What you will do> Within this material, find every line where the string "มกราคม" appears, and copy it out.
Segment Start: Records to use
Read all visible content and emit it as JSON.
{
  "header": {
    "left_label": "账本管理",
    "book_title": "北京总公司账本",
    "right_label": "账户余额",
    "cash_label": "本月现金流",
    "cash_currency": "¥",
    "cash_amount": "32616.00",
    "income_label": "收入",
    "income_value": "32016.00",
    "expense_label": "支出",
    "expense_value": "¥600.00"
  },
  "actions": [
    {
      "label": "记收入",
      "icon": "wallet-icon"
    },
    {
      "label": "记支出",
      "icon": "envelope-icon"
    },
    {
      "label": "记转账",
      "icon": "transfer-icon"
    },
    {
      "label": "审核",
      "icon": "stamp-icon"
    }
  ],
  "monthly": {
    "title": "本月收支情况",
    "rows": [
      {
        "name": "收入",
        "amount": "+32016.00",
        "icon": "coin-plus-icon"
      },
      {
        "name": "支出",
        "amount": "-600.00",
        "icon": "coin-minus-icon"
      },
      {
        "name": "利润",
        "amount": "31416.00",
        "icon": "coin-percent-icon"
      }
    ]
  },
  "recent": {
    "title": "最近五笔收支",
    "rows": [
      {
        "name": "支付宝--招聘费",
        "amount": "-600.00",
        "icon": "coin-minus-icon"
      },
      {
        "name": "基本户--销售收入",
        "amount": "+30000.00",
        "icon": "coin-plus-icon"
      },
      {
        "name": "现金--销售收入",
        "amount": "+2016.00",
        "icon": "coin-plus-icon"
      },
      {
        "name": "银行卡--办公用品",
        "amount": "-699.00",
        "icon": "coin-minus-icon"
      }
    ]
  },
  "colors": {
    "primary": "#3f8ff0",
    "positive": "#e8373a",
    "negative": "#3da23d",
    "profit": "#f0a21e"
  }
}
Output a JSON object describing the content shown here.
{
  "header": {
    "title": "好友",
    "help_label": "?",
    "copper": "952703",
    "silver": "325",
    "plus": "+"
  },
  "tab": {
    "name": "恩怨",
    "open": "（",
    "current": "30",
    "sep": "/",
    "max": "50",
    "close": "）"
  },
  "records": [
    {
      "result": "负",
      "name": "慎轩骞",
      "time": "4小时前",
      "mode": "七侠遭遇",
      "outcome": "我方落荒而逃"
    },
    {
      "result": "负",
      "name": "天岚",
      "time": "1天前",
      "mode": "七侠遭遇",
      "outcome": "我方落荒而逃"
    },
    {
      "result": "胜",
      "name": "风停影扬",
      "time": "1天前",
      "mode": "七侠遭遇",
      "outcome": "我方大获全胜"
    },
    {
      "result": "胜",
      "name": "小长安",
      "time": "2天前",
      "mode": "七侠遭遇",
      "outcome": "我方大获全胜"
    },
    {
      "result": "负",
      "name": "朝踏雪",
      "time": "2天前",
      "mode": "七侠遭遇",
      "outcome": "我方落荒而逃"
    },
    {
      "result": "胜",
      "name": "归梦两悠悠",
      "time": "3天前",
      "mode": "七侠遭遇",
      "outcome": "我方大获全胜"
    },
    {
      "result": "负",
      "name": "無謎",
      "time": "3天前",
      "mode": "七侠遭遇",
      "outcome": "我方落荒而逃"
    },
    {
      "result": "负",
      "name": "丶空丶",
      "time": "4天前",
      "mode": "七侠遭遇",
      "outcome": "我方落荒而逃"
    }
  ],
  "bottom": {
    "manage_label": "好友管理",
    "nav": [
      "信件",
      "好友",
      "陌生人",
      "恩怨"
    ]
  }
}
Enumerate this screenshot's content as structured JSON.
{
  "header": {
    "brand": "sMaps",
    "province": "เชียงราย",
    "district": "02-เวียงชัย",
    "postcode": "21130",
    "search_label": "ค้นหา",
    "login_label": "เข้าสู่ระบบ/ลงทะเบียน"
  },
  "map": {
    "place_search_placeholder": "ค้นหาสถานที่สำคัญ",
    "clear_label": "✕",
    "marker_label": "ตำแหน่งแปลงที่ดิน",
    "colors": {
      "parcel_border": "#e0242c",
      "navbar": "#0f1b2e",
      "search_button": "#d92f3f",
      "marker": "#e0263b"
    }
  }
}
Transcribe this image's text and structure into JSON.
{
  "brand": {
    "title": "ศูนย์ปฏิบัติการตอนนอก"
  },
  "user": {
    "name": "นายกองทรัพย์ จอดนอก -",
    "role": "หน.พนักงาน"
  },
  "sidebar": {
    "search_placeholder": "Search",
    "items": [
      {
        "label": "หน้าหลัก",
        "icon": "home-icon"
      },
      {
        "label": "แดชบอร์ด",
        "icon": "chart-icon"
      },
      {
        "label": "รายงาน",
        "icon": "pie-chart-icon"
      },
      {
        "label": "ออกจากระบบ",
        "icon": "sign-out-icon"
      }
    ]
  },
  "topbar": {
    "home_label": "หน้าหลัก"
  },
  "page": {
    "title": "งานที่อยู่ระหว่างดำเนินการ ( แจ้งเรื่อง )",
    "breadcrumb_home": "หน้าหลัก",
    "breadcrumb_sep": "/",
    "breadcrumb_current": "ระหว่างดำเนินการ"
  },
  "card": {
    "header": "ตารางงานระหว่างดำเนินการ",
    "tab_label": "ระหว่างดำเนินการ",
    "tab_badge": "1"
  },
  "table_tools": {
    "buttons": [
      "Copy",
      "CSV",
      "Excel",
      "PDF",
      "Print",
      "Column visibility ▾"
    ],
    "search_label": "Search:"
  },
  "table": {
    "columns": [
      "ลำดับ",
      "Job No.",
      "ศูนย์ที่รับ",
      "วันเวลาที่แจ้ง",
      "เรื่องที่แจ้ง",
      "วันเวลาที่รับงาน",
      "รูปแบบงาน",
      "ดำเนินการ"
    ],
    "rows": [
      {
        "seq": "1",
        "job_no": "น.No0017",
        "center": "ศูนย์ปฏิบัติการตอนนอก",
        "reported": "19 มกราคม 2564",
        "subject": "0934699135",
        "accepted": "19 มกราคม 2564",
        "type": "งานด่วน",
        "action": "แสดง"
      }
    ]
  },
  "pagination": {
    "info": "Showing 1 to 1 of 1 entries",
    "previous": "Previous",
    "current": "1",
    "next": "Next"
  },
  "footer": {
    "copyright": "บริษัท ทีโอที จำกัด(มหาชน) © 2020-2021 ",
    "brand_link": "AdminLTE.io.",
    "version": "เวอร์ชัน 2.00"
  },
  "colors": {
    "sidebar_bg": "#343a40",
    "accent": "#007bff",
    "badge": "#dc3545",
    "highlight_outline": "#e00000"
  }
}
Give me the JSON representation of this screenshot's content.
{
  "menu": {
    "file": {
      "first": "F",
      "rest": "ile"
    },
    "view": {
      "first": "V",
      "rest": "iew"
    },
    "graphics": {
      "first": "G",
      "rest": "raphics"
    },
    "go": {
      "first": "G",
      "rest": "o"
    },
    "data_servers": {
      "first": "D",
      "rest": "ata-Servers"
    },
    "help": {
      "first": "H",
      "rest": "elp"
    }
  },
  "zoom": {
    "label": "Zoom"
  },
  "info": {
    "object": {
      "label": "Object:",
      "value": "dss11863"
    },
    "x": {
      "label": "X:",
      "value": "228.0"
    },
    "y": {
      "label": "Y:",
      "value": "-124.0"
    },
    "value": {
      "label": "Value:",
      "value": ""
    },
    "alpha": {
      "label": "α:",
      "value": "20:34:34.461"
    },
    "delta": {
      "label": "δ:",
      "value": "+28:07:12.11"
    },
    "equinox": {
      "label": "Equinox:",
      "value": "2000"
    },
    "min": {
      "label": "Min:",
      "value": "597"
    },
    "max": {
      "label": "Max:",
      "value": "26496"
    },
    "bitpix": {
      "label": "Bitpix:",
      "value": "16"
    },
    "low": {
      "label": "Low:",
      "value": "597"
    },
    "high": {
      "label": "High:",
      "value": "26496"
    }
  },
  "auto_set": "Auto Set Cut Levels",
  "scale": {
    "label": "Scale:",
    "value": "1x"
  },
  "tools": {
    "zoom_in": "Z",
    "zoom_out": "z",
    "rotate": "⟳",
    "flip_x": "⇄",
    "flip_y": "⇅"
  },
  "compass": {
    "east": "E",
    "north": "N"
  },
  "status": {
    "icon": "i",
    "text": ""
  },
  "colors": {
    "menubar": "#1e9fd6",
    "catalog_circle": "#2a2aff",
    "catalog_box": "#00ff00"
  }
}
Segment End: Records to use
Expected answer>
        "reported": "19 มกราคม 2564",
        "accepted": "19 มกราคม 2564",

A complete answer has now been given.